Data records for software interfaces
+-------+

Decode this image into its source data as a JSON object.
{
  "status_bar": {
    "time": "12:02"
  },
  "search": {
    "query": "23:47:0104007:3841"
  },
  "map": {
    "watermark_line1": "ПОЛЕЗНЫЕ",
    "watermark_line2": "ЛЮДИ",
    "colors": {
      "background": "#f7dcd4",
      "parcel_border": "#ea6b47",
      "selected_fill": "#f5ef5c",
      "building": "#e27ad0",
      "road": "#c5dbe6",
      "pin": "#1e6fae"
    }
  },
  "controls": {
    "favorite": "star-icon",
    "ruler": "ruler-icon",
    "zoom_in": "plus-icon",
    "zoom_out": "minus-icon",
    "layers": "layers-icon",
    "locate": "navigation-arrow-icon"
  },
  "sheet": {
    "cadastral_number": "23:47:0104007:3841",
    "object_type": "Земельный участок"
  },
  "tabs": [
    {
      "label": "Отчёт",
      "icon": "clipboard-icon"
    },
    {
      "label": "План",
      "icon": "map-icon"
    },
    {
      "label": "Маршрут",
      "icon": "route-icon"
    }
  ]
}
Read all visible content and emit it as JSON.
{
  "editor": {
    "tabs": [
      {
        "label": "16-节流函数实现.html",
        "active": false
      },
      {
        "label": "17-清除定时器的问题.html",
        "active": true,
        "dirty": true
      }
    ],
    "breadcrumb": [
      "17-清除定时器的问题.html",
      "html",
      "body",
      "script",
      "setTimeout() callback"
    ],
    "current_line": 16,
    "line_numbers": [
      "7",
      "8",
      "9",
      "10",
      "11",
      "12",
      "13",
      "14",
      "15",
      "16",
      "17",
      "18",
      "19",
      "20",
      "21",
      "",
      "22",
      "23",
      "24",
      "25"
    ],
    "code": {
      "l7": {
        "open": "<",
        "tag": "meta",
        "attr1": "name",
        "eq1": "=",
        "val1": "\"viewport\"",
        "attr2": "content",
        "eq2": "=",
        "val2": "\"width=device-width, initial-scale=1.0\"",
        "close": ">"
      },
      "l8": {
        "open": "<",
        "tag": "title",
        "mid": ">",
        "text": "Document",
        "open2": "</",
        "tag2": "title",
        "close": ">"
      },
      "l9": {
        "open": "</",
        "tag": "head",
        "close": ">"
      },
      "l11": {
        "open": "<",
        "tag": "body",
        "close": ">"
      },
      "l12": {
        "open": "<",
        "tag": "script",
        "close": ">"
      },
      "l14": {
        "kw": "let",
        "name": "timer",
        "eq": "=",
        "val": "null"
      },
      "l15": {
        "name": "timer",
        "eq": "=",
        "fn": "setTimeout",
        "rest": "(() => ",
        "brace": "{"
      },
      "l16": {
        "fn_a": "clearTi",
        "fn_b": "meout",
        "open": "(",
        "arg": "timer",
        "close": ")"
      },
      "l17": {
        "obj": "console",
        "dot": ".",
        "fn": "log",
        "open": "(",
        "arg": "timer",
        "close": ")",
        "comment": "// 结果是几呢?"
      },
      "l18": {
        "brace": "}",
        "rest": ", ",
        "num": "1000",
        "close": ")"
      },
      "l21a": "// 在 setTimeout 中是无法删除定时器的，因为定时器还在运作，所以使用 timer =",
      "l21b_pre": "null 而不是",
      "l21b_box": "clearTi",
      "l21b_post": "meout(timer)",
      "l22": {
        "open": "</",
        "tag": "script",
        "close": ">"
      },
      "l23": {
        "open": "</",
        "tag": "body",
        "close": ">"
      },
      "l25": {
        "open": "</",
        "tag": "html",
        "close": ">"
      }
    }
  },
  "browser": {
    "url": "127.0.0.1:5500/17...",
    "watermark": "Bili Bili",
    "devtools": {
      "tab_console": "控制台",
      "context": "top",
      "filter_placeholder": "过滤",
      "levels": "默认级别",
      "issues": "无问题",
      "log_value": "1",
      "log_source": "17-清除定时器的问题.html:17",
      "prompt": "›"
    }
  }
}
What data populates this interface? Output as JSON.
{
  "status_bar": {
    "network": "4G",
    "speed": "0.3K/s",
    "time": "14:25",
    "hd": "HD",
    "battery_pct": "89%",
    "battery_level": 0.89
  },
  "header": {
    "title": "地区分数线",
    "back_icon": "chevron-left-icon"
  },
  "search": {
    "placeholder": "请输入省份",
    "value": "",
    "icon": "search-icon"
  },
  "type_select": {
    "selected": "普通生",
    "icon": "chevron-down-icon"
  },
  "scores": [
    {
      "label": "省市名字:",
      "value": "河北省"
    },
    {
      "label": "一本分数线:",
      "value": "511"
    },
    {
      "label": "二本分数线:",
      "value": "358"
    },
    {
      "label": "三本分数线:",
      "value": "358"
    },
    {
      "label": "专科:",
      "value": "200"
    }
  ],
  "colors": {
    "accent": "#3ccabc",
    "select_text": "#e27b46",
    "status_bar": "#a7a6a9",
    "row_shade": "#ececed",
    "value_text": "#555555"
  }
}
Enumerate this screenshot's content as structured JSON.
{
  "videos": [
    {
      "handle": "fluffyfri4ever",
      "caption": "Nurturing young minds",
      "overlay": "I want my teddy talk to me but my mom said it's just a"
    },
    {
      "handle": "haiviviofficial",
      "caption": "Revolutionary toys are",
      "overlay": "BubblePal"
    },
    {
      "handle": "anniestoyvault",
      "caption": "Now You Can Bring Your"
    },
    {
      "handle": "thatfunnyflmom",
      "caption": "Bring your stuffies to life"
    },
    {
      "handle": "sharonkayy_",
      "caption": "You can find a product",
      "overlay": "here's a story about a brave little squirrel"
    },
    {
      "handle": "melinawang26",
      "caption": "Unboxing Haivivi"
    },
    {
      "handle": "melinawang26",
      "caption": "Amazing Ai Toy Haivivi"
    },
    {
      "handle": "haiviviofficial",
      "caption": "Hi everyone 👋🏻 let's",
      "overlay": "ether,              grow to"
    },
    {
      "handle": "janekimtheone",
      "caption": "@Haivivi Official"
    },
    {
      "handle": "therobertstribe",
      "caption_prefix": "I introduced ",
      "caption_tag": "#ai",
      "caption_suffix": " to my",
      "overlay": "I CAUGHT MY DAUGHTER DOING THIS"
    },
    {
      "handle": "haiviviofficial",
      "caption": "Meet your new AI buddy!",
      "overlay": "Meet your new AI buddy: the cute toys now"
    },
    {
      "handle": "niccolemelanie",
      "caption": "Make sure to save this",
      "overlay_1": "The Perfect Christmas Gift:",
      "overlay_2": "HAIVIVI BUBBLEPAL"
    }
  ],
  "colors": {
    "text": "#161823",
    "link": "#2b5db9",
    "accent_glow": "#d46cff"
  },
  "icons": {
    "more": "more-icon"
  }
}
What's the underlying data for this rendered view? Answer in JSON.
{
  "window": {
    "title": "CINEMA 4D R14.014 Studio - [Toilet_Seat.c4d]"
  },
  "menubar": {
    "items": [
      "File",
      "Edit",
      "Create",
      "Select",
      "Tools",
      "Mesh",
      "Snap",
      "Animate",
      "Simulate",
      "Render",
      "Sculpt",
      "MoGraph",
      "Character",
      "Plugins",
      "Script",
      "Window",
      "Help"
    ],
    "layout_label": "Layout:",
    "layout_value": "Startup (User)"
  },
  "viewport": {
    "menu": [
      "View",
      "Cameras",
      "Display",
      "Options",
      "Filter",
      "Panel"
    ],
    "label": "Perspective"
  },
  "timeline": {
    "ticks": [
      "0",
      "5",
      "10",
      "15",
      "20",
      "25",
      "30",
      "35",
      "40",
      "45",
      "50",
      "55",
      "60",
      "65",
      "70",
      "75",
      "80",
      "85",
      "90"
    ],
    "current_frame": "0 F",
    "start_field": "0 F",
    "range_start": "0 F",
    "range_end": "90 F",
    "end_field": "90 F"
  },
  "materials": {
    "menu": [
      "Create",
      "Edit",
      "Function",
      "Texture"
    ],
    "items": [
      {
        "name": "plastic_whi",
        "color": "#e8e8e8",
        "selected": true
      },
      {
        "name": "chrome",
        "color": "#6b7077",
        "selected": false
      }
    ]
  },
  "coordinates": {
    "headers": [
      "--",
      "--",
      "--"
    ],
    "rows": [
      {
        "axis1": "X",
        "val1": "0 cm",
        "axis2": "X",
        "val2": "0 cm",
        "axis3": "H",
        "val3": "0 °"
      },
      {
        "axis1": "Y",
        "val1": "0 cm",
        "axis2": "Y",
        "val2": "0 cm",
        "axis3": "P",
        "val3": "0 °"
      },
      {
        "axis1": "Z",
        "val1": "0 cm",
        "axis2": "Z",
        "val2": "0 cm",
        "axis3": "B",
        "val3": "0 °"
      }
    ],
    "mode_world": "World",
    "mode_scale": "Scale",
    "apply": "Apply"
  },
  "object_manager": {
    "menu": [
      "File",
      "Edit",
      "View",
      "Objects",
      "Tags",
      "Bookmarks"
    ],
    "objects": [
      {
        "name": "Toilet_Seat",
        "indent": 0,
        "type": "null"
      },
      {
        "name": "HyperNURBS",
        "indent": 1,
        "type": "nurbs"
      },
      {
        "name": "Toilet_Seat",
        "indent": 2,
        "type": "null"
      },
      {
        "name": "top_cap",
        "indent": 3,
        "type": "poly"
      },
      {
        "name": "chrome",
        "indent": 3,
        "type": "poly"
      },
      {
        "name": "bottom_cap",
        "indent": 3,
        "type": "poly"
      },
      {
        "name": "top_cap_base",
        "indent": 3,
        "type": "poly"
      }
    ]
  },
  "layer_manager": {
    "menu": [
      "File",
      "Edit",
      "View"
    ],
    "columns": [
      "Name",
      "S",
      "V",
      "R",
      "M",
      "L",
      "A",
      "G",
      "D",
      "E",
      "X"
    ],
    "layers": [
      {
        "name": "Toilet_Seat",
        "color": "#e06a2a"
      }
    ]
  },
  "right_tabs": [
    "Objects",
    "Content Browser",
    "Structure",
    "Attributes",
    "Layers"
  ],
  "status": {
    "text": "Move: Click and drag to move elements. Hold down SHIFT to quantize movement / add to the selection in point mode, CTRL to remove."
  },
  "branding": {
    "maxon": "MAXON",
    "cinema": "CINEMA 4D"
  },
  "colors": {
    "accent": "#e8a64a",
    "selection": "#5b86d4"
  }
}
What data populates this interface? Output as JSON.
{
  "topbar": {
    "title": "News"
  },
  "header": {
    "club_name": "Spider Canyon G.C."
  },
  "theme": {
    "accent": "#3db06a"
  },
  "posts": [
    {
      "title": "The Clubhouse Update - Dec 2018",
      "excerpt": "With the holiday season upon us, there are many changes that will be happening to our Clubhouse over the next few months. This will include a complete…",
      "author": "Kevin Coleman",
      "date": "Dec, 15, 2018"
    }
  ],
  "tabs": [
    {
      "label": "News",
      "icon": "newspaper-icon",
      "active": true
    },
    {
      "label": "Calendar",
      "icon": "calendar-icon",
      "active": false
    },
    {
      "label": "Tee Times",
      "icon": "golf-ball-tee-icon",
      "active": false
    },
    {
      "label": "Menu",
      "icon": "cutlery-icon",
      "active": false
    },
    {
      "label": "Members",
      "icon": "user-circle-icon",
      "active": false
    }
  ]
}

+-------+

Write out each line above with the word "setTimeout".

      "setTimeout() callback"
        "fn": "setTimeout",
      "l21a": "// 在 setTimeout 中是无法删除定时器的，因为定时器还在运作，所以使用 timer =",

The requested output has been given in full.